Sister Cities


Courtesy of Addy Christensen

All 20 Sister Cities students at the Aspen Town Hall.

Imagine. One day you’re minding your own business walking around Aspen with some friends. You hear your phone buzz and see notifications flash across the screen. You do a double take as the screen unlocks and there’s a single email that catches your undivided attention. Holding your breath, you open the email. You have been selected by Aspen Sister Cities to explore a whole new country with kids in your school you barely know and a couple of teachers, for two entire weeks. You don’t speak the language, have never tried the food, and you’ll be staying with complete strangers.
On top of everything else, your decision must be confirmed in only a matter of days. Your friends walk ahead, and notice your feet have slowed automatically, as if they too are considering the options. Do you go or not?
You’re scared, no you’re terrified. Anxiety shoots through your body and your stomach feels like it’s doing literal somersaults. You honestly didn’t think you would get a spot on the trip after hastily turning in your application and rushing through your interview. None of your friends got accepted, so you feel like you’d be alone and there is a no-technology policy. You think about how hard it might be to not call your parents or friends if you miss them and tell them everything about the trip.
Despite the fear you’re feeling, a burst of excitement rattles in your body. You think that this trip could be an amazing opportunity to see more of the world and gain new perspectives. Through the experience, you would see things you’ve only read about, try different cuisines, learn a new language, and maybe even hop on a train to Italy for the weekend. But most importantly, you would meet new people and create relationships that could last a lifetime. You decide to go with feelings of nervousness, excitement, and absolutely no idea of the incredible impact the trip will have on you.

The yearly Aspen Sister Cities high school exchange to Garmisch-Partenkirchen, Germany took place in late March, the week before and of spring break. This is the first year since the start of the COVID-19 pandemic in 2020 that Sister Cities has been able to run its high school exchange.

10 students from Aspen High School traveled to Garmisch-Partenkirchen, Germany on March 20th for a 2-week exchange program where they would learn about German culture, language, and much more. The 10 Aspen students ranged from grades 9-12 and were selected to stay with another 10 students from Garmisch-Partenkirchen and their families.

Throughout the trip, each student got to experience many opportunities. As a group the students traveled to places like Munich, students were able to attend school with their exchange partners, and individually spent time with their host families on the weekend. Many even traveled to Austria or Italy, both only a 45-minute drive from the German ski town. AHS senior Kiara Gonzalez had an amazing time with her German student, Berta Noguera. She was able to explore the towns of Garmisch and Grainua, see the beautiful Linderhof Castle, and grow closer to many people along the way.
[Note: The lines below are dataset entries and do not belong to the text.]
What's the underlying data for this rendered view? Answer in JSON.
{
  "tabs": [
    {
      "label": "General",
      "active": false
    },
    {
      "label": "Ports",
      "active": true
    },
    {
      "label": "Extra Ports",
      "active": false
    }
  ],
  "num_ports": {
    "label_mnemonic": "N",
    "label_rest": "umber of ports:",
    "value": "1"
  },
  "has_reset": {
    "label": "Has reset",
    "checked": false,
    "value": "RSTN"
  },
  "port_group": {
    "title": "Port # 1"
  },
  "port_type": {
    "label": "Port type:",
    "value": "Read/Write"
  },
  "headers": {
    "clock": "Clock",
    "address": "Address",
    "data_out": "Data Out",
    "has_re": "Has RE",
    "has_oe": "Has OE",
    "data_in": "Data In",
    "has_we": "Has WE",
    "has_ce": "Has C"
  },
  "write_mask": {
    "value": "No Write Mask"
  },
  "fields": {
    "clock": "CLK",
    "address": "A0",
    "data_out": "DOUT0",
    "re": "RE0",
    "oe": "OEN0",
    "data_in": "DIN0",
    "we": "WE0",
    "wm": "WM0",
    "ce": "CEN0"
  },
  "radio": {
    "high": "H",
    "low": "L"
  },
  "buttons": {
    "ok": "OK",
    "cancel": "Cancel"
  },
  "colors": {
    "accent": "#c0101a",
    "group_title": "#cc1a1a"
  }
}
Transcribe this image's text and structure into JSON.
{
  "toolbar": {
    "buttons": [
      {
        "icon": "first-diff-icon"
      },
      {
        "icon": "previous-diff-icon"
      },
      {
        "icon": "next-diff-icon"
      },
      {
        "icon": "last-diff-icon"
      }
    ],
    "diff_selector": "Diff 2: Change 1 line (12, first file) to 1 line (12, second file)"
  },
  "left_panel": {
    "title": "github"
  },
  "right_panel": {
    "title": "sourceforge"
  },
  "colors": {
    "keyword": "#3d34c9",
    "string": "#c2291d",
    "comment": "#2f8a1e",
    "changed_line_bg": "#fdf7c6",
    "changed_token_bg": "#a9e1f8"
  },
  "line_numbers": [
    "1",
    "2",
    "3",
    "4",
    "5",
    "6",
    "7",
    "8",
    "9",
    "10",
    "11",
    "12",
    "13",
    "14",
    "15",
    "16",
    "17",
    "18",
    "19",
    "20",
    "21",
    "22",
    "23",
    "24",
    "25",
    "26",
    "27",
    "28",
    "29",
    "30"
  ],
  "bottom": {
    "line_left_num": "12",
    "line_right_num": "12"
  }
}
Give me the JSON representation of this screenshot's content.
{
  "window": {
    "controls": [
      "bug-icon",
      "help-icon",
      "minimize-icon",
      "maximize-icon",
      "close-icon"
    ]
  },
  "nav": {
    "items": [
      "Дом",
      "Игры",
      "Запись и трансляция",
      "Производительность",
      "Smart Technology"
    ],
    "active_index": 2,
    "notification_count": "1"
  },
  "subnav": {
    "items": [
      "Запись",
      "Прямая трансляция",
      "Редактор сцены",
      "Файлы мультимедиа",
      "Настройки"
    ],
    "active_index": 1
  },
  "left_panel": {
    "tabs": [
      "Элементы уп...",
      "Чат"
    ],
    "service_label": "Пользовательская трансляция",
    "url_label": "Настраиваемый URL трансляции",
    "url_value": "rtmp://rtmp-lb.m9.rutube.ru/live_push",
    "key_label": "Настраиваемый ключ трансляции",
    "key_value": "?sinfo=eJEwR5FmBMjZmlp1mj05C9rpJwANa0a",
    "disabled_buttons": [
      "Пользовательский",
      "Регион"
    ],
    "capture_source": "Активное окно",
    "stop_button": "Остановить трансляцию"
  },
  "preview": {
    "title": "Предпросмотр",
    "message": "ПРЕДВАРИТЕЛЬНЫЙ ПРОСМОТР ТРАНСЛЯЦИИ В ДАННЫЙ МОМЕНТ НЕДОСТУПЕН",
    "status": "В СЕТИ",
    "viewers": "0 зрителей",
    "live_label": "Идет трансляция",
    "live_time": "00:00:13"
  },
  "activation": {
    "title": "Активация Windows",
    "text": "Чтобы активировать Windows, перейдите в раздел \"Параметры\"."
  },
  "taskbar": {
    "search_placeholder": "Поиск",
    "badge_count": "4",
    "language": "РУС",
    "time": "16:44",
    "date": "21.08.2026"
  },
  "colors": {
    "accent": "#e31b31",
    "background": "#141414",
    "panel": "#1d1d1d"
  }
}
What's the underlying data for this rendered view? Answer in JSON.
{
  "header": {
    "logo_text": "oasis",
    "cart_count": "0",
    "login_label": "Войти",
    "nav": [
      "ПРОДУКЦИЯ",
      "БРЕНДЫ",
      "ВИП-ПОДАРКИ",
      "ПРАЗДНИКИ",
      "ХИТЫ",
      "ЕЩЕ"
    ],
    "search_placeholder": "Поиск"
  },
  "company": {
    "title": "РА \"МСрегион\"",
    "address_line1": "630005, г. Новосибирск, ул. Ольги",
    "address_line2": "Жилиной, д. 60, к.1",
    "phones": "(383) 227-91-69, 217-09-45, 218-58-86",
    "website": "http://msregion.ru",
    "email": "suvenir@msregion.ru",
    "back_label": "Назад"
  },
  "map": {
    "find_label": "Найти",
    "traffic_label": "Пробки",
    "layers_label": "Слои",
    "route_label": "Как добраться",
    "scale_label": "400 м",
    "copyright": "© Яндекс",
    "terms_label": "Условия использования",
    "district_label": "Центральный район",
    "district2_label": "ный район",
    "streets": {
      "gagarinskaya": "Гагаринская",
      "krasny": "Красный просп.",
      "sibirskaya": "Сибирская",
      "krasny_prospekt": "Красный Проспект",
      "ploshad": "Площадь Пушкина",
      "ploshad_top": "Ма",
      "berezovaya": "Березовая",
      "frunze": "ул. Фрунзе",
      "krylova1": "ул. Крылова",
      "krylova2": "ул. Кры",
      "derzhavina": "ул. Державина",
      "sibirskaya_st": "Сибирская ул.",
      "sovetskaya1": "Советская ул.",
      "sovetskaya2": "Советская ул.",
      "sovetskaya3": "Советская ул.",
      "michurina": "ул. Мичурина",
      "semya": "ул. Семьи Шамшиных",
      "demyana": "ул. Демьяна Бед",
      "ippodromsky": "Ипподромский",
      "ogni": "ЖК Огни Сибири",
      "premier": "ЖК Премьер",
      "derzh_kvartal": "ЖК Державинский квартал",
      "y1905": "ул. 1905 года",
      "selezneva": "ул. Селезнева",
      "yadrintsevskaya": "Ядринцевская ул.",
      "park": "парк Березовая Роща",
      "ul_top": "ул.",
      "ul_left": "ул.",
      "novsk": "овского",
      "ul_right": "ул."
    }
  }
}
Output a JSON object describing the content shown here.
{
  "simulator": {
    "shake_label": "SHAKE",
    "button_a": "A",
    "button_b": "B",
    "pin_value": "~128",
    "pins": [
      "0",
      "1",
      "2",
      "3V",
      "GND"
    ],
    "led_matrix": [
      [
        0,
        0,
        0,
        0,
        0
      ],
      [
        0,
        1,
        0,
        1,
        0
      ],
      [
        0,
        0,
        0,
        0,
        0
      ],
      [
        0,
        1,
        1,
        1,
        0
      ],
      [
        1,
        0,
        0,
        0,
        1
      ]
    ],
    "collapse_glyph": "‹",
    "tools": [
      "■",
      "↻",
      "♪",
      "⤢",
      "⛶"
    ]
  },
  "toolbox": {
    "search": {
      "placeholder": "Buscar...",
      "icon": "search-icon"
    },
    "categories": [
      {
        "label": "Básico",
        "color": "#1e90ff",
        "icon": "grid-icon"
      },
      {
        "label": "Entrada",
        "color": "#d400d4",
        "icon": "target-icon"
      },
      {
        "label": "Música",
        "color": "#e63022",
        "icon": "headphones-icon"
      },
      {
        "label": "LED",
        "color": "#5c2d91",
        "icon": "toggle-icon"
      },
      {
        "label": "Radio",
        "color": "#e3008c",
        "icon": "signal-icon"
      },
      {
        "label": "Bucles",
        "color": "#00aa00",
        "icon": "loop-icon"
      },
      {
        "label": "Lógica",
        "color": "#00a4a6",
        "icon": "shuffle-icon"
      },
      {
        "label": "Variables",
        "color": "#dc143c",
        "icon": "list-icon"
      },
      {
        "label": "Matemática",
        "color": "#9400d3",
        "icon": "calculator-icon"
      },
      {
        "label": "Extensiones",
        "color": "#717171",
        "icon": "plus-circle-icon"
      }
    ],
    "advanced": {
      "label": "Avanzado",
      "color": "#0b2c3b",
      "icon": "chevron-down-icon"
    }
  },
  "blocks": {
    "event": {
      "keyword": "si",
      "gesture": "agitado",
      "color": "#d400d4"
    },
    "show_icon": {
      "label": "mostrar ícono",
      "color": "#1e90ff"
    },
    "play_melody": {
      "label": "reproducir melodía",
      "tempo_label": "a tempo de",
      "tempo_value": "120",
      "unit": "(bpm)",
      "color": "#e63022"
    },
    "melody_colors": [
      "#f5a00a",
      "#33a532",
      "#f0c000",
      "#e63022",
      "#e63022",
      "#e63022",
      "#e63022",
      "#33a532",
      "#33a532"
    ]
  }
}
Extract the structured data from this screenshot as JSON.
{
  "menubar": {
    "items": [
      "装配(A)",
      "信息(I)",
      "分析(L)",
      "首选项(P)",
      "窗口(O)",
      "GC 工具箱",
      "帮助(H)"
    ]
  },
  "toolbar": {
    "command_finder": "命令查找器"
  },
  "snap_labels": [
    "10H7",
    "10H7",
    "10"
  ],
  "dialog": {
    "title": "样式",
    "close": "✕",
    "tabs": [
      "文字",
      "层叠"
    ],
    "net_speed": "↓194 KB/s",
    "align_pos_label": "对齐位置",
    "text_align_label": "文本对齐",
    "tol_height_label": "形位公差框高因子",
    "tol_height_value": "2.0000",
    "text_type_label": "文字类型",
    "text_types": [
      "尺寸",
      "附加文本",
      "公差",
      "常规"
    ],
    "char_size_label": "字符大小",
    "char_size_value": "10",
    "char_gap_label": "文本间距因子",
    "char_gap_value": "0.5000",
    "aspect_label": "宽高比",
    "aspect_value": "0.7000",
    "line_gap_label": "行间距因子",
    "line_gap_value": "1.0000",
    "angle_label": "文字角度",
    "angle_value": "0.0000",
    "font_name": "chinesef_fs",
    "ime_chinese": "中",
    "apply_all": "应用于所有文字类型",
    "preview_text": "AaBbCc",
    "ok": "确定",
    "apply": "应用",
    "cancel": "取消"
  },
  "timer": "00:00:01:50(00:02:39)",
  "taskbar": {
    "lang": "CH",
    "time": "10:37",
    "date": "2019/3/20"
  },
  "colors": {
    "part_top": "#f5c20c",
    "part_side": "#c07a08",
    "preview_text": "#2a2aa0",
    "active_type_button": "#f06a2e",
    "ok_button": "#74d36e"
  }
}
“A highlight of Germany for me was being able to go on one last exciting trip before I leave for college and connecting with people not only from another culture but who were also at a different point in their lives compared to me. I learned that going through new experiences and being around unknown people is not as bad as it sounds and it’s amazing how fast you can form close relationships through these experiences with these people,” Gonzalez said.

The Sister Cities exchange much like Gonzalz’s experience, allowed students to step out of their comfort zones and do things that scared them. Everyone surprised themselves with how much they grew in this way in just over a month.

Suleyma Garcia-Olmedo was the second AHS senior on the trip and one of four upperclassmen. Like Gonzalez, she was surprised at how fast students formed friendships and how everyone in the group wanted to be together.

“This trip was a very valuable experience because of everyone’s attention to make every moment the best possible. No one was ever left behind and we spent so much time together in the past month. I definitely will remember the hard work and positive energy each and every one of the kids gave me throughout the trip,” Garcia-Olmedo said.

The Aspen to Garmisch-Partenkirchen Sister Cities exchange has gone on for over 50 years. Activities, teachers, and students have all changed throughout the years, yet the mission of these trips has always stayed the same; to promote peace, share ideas, and create relationships that last. The Aspen and German students got to experience this opportunity together and so they were the ones who determined how it impacted them. Talking to Gonzelz and Garcia-Olmedo as well as sophomore Julia Diaz, inclusion, friendship, and kindness were common themes of the trip.

“I made so many new friends and became so close with people in such a little amount of time. I know the connections we made will last a lifetime,” Diaz stated.

Spending time with everyone was an important aspect of the Aspen-Garmisch exchange. Yet, spending time with host families impacted the Aspen students as well. Oliver Kelly, a freshman at AHS loved staying and being with his host student, Thomas Schober. Kelly went to the Linderhof Palace in Ettal, Germany which is about 30 minutes away from Garmisch.

“I saw a guidebook for the Linderhof castle in Portuguese, and I read a few pages and chuckled a little to myself. I thought it was cool to see the pamphlet translated into my native language. Andrea, my host mom saw me pick it up, and without my knowing, she bought it and had Thomas bring it to me when he came to visit us. I hadn’t expected it and such a gesture gave me so much joy,” Kelly reminisced.

Kelly’s story is a testament to the goal of Aspen Sister Cities trips; love and friendship are possible with anyone and everyone. This trip gave everyone the opportunity to see that this mission is possible, that if we are kind the world can become a better place.

“I learned so much about myself, and how much I love the peaceful calm of a simple activity in a beautiful place. To me, a trip like this had immeasurable value. I gained so many friends and saw so much beauty. It was tremendously special,” Kelly said.